── Record set ──

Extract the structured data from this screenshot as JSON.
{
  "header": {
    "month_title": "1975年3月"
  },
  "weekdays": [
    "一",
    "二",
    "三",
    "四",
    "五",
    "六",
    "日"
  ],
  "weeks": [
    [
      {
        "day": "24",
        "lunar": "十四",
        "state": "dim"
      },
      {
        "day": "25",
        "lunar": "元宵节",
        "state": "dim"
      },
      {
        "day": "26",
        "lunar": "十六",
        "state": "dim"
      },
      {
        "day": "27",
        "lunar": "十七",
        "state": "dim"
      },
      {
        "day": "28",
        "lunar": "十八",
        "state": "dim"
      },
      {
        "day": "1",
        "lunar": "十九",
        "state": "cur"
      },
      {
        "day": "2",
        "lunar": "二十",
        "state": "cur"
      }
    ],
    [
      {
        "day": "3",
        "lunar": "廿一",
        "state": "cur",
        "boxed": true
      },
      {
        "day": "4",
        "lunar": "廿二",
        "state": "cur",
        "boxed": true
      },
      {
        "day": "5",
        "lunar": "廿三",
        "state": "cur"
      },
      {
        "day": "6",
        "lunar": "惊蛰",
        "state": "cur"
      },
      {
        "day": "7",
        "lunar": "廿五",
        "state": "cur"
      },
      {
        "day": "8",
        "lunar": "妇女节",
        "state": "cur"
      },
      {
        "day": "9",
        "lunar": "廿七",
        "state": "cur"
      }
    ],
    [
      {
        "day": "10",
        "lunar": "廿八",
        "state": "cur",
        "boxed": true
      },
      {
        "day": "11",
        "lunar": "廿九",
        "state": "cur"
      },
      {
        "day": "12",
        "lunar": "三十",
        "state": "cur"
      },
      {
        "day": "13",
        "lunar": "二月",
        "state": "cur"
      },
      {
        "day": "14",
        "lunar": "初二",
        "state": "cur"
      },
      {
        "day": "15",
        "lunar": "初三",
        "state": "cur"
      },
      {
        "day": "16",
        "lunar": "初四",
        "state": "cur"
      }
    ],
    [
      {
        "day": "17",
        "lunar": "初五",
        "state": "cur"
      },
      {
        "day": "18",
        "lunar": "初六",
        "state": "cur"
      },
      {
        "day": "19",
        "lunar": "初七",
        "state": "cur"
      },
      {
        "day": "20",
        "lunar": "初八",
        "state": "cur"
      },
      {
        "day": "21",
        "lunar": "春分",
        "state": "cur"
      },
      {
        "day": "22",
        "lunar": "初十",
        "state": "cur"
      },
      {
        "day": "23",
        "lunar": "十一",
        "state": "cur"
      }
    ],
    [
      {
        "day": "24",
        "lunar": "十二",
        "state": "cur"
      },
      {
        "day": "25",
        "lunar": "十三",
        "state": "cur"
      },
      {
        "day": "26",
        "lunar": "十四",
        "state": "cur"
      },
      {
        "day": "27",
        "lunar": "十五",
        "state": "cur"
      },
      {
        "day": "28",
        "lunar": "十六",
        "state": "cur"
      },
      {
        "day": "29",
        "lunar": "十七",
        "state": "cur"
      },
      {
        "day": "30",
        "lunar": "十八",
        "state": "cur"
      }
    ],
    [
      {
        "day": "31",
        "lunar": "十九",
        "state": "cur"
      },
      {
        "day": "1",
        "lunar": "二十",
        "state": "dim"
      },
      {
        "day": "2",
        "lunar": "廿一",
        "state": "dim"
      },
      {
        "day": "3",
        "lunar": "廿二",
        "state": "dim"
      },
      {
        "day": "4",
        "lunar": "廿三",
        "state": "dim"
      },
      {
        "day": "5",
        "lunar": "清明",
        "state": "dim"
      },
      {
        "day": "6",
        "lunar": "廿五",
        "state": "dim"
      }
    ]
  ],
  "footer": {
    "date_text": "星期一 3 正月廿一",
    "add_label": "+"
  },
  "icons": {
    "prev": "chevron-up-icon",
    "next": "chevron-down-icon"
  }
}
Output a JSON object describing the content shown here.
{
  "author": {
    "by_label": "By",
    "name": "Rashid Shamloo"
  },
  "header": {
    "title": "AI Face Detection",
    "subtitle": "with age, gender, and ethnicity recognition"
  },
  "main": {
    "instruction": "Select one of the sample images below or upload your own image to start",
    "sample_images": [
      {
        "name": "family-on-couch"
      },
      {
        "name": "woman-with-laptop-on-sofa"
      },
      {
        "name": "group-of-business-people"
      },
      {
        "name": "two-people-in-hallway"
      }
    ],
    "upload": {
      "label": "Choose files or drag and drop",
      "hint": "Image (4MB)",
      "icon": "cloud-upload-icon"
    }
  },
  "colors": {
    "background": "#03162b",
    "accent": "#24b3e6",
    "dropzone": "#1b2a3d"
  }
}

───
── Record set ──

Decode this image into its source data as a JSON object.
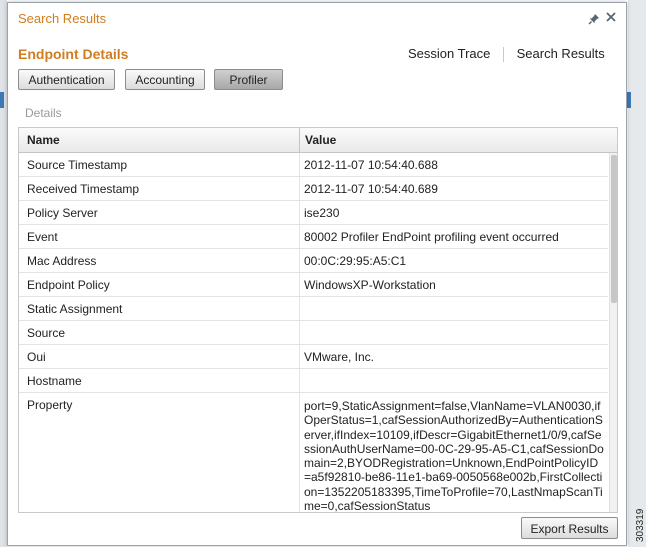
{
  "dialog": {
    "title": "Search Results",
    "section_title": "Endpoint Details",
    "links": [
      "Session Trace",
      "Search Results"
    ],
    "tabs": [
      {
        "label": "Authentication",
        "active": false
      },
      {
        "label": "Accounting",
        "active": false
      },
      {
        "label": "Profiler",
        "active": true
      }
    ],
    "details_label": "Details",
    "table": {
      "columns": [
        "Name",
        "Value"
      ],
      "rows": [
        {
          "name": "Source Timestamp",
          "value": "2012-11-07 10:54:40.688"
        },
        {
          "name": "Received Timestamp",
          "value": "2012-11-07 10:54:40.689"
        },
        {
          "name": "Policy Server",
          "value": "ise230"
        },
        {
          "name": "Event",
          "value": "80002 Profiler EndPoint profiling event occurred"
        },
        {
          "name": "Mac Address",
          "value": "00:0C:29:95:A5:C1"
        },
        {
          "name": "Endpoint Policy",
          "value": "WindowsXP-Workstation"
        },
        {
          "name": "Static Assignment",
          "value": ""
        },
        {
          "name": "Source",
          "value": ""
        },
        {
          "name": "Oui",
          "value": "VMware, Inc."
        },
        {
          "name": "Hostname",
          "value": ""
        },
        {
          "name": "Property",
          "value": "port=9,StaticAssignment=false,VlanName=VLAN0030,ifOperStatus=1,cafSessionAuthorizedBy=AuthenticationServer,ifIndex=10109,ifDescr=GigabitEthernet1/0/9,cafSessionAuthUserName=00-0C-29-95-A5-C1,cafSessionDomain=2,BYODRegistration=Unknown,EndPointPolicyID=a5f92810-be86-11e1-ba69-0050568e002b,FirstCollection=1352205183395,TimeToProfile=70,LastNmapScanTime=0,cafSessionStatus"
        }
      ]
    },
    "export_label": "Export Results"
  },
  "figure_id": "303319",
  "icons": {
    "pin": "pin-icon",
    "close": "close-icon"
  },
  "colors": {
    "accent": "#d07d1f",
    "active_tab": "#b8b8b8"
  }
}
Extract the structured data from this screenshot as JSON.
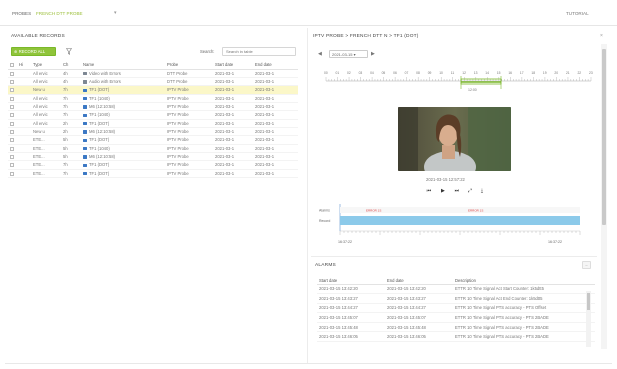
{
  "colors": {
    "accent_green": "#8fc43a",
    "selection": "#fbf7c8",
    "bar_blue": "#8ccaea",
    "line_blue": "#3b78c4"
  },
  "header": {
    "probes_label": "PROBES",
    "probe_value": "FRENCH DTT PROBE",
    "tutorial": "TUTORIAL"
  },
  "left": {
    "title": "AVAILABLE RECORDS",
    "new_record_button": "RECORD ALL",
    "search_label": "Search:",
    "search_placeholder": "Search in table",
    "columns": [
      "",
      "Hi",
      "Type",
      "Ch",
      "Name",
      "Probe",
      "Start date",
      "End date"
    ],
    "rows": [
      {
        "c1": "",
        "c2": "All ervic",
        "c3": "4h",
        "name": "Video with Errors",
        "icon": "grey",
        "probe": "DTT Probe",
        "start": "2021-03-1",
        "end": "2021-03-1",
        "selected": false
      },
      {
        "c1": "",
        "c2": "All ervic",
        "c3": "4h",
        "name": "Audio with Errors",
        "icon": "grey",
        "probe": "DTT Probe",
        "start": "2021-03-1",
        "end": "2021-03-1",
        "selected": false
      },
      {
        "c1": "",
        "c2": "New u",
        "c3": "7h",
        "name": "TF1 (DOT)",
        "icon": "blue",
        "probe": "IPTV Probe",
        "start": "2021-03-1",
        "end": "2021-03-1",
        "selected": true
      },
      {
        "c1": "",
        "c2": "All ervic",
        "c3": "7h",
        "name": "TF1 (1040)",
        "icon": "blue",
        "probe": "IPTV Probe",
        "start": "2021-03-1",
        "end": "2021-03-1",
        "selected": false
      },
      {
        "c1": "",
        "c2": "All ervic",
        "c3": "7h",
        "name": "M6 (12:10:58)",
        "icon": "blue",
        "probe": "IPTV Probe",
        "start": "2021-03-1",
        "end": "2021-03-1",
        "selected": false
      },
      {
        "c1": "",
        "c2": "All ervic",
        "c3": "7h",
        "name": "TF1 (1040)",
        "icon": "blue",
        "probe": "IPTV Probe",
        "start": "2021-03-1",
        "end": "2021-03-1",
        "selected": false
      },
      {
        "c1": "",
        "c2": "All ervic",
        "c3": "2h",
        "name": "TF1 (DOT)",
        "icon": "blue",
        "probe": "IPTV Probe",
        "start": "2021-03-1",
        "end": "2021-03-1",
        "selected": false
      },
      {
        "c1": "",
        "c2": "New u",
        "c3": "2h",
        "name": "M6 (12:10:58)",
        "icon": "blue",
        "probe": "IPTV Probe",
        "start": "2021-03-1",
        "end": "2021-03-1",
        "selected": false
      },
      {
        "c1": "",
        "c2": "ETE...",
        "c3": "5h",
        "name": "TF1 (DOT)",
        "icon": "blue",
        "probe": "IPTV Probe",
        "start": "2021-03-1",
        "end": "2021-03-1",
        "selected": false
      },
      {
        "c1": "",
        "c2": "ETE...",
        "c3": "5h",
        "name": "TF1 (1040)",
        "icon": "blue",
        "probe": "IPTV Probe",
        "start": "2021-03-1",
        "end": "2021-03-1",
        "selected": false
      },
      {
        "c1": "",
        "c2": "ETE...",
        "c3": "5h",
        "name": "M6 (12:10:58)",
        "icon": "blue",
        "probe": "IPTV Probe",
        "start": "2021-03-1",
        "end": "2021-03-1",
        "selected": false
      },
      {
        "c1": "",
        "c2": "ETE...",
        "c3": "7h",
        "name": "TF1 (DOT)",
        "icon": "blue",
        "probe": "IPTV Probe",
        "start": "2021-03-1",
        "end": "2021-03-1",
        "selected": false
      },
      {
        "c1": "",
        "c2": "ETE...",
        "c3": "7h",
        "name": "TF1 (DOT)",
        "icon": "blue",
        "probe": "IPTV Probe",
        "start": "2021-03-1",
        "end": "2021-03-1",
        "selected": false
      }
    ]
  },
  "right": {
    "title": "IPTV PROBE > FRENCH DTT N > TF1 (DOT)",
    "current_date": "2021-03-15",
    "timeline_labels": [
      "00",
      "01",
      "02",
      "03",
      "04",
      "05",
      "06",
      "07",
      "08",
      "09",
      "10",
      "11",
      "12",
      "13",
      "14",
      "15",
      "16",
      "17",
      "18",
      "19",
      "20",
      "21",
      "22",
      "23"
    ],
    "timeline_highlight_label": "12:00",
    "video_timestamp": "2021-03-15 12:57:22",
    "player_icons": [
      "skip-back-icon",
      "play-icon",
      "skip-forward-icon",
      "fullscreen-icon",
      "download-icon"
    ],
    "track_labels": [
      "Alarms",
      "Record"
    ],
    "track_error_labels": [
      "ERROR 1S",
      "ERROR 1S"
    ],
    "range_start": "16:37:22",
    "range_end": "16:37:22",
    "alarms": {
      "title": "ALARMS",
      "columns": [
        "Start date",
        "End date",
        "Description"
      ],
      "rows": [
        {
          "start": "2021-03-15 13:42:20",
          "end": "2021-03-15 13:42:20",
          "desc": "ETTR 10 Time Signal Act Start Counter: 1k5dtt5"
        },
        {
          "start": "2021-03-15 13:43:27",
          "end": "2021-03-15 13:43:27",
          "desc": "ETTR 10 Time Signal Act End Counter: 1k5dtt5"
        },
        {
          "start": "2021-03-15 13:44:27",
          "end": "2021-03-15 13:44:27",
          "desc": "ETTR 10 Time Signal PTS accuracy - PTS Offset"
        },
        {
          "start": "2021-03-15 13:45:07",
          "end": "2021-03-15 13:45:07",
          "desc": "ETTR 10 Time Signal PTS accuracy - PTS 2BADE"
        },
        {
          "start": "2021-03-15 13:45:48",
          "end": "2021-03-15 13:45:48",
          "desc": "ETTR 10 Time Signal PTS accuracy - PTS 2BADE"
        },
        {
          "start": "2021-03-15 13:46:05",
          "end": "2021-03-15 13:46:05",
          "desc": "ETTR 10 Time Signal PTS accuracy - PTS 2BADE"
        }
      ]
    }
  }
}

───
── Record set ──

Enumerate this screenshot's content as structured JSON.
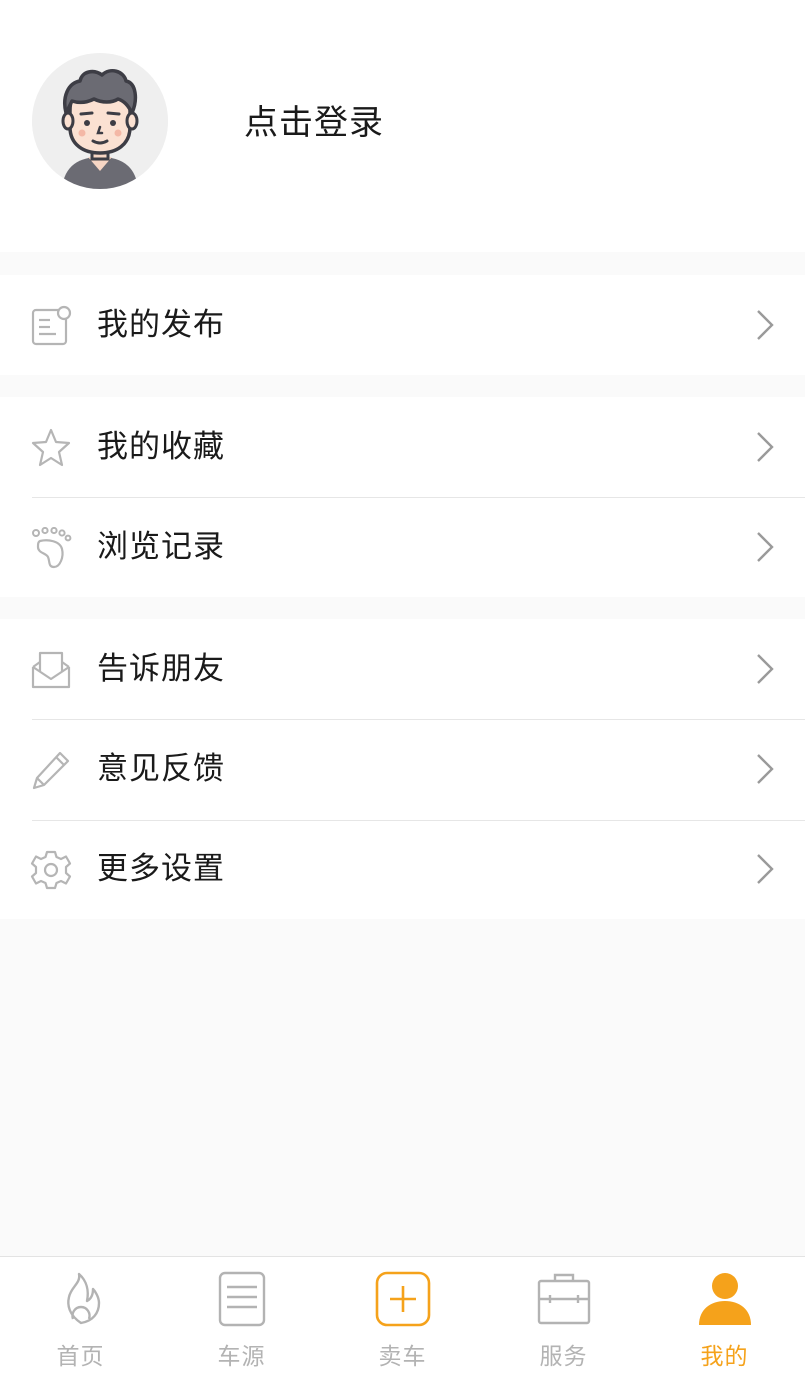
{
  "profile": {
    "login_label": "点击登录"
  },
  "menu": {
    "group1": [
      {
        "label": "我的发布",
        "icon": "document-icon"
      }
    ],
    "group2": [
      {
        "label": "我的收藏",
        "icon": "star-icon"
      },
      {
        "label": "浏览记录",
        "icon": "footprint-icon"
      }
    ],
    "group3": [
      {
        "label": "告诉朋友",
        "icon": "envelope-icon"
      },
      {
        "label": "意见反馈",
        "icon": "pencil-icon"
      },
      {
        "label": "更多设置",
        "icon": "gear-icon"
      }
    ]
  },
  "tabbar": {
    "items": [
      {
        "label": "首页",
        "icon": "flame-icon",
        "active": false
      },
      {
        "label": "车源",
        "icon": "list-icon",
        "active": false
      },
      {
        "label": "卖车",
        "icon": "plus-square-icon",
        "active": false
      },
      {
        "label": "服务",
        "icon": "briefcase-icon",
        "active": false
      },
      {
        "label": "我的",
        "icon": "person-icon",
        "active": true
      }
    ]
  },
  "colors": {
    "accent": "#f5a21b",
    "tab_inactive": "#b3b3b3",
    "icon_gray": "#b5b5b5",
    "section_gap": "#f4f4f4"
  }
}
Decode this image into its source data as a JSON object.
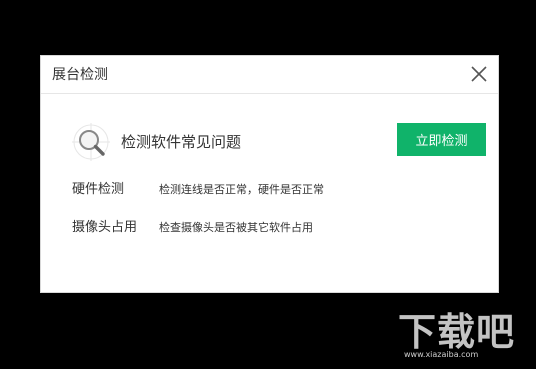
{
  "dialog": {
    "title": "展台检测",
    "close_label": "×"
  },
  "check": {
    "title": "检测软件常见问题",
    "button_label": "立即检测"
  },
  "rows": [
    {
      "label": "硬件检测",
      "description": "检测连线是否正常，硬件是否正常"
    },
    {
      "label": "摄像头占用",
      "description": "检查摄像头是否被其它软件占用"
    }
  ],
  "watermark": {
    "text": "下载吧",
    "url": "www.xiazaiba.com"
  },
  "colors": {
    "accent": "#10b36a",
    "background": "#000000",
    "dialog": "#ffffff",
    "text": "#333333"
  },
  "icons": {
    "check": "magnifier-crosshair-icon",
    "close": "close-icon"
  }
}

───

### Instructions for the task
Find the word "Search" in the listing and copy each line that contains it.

### Task result
    "title": "Search Results",
      "Search Results"
    "search_label": "Search:",
    "search_placeholder": "Search in table",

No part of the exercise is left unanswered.